California Gov. Gavin NewsomGavin NewsomCalifornia megachurch says it has a 'biblical mandate' to meet after Supreme Court decision San Jose mayor apologizes for Thanksgiving gathering 'contrary to the rules' Families allege California is failing to educate poor, minority students during pandemic MORE (D) and Attorney General Xavier BecerraXavier BecerraHispanic leaders coalesce in support of Lujan Grisham as HHS secretary Clyburn: Biden falling short on naming Black figures to top posts Biden picks first Latino to lead Homeland Security MORE (D) also blasted the rule, with the governor saying in a statement Monday afternoon that the state is "actively reviewing the details to determine next steps."

“This is a reckless policy that targets the health and well-being of immigrant families and communities of color, with widespread implications for our state’s health care, housing and affordability," Newsom said.

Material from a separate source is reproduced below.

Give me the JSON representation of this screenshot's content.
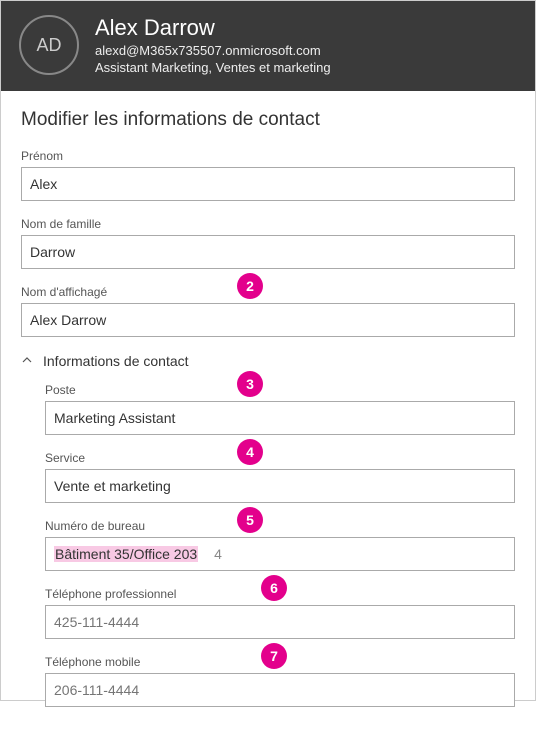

Becerra said Tuesday night that he the state would also be suing the administration.

The rule, announced Monday, expands the definition of “public charge,” under which the Department of Homeland Security may deny visas, green cards or entry, to include use of services such as food stamps, Medicaid or housing subsidies for an aggregate 12 months within any three-year period by a noncitizen.

"We certainly expect people of any income to be able to stand on their own two feet," Ken Cuccinelli, the acting director of the U.S. Citizenship and Immigration Services, said Monday. "A poor person can prepare to be self-sufficient ... so let's not look at that as the be all end all."

Immigrant advocacy groups have warned that the rule could frighten immigrants out of seeking necessary care.

"It will have a dire humanitarian impact, forcing some families to forego critical life-saving health care and nutrition," National Immigration Law Center executive director Marielena Hincapieé said in a statement. "The damage will be felt for decades to come."

The Hill has reached out to Citizenship and Immigration Services for comment.

Updated: Tuesday at 8:54 p.m.